Start of Block

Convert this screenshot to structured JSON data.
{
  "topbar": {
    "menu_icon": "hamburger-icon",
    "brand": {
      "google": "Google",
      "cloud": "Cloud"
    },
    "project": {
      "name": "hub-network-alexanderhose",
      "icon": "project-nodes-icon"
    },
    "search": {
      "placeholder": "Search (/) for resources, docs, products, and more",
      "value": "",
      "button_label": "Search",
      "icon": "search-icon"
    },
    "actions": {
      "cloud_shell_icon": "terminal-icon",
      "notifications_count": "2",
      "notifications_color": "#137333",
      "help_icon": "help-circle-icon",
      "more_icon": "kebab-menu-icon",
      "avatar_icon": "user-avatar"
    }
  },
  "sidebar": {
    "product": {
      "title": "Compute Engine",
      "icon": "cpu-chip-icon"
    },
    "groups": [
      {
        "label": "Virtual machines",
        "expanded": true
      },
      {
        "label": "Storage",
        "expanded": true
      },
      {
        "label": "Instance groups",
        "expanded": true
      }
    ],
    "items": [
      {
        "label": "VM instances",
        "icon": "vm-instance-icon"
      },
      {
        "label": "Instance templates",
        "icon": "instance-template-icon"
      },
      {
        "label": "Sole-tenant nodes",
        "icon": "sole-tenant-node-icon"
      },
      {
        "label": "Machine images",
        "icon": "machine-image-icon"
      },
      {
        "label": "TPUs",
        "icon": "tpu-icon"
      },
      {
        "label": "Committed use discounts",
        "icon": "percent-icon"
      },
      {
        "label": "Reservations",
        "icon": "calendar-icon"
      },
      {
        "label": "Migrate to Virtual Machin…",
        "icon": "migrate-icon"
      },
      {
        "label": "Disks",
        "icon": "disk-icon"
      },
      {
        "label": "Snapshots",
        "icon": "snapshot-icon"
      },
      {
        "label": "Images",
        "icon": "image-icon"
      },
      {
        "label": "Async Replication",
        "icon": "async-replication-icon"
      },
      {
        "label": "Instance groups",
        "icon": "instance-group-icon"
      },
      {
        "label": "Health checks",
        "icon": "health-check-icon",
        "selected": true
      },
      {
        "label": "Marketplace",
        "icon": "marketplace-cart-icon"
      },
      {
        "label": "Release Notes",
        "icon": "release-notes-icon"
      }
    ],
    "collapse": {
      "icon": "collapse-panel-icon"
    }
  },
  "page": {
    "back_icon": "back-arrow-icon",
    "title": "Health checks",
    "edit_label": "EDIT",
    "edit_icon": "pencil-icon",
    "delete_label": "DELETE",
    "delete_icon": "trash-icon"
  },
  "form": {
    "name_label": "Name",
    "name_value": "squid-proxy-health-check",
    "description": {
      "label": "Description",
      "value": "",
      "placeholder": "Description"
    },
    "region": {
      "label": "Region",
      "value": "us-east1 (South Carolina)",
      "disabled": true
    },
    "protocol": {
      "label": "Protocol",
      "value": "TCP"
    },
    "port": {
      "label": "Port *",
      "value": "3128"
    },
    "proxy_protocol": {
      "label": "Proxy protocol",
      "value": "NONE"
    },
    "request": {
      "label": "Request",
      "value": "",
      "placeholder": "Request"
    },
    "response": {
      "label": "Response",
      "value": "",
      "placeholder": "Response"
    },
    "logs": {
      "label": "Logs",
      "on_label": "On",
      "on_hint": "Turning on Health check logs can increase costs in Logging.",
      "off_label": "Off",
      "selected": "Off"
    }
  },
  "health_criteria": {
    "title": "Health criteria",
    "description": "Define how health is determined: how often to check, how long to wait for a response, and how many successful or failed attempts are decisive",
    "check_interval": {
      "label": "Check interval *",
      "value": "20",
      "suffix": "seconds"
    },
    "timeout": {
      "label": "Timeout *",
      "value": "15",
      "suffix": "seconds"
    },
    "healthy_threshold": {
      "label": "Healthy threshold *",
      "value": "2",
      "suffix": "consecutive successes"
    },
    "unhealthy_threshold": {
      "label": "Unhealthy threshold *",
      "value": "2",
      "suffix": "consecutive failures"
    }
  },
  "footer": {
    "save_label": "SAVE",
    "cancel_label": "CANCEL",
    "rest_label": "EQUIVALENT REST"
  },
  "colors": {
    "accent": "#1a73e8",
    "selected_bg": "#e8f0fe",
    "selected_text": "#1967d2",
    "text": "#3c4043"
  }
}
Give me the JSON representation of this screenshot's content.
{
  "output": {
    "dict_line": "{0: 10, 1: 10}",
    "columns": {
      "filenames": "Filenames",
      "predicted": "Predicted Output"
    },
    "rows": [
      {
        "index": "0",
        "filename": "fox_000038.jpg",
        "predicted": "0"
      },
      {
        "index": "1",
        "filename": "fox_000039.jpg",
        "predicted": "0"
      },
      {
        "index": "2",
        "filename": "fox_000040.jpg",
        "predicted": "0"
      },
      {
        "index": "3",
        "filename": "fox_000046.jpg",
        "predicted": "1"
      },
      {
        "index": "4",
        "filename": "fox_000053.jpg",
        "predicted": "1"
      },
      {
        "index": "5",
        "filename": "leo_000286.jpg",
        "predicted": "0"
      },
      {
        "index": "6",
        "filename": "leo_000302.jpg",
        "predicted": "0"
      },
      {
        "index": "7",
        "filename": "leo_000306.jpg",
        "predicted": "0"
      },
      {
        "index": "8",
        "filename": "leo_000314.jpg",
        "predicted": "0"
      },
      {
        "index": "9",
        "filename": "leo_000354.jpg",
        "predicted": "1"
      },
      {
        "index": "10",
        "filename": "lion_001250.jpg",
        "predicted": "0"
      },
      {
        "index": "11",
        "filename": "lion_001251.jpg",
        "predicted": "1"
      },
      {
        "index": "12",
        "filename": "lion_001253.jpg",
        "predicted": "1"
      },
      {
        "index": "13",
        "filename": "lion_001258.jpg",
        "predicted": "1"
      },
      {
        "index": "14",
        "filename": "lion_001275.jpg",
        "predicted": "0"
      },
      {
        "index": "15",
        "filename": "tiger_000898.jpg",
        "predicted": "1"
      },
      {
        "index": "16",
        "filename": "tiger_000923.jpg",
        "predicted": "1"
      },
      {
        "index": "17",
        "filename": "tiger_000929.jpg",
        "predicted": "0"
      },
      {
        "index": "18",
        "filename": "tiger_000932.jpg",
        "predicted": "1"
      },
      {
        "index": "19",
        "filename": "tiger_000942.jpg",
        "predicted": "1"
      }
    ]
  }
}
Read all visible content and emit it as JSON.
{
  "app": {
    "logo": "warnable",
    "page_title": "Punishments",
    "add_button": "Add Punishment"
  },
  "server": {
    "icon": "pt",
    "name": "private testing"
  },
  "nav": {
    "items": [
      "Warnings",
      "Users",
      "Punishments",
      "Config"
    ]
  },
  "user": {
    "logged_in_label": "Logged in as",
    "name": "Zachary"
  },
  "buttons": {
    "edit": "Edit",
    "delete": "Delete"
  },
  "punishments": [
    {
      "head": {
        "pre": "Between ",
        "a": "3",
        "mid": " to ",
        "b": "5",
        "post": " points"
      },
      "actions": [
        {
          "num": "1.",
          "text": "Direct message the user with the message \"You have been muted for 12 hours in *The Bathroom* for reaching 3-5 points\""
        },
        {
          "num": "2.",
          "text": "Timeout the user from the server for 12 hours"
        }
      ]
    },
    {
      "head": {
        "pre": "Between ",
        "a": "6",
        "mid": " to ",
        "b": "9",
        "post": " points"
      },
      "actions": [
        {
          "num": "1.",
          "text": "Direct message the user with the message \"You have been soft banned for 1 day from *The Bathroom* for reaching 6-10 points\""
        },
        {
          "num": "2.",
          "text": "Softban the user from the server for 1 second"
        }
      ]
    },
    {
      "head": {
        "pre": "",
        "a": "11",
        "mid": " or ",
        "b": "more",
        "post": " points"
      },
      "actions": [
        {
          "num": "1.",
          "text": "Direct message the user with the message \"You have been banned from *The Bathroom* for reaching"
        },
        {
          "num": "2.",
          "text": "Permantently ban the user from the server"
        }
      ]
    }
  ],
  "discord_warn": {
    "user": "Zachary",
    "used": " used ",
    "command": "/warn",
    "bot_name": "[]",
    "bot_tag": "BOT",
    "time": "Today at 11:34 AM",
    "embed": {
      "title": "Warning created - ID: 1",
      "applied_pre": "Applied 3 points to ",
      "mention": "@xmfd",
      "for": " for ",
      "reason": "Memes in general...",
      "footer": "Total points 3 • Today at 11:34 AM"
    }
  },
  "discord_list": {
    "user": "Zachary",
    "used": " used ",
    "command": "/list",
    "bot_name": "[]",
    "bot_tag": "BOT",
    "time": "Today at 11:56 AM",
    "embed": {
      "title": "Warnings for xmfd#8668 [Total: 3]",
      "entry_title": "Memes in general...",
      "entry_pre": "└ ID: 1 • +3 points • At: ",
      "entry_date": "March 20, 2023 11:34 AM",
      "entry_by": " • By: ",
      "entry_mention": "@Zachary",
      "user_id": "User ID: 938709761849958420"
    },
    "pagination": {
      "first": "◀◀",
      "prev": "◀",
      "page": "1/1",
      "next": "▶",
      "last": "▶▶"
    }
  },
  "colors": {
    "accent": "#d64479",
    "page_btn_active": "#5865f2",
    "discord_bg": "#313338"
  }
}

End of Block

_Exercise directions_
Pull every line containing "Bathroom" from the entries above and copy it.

_Output for this exercise_
          "text": "Direct message the user with the message \"You have been muted for 12 hours in *The Bathroom* for reaching 3-5 points\""
          "text": "Direct message the user with the message \"You have been soft banned for 1 day from *The Bathroom* for reaching 6-10 points\""
          "text": "Direct message the user with the message \"You have been banned from *The Bathroom* for reaching"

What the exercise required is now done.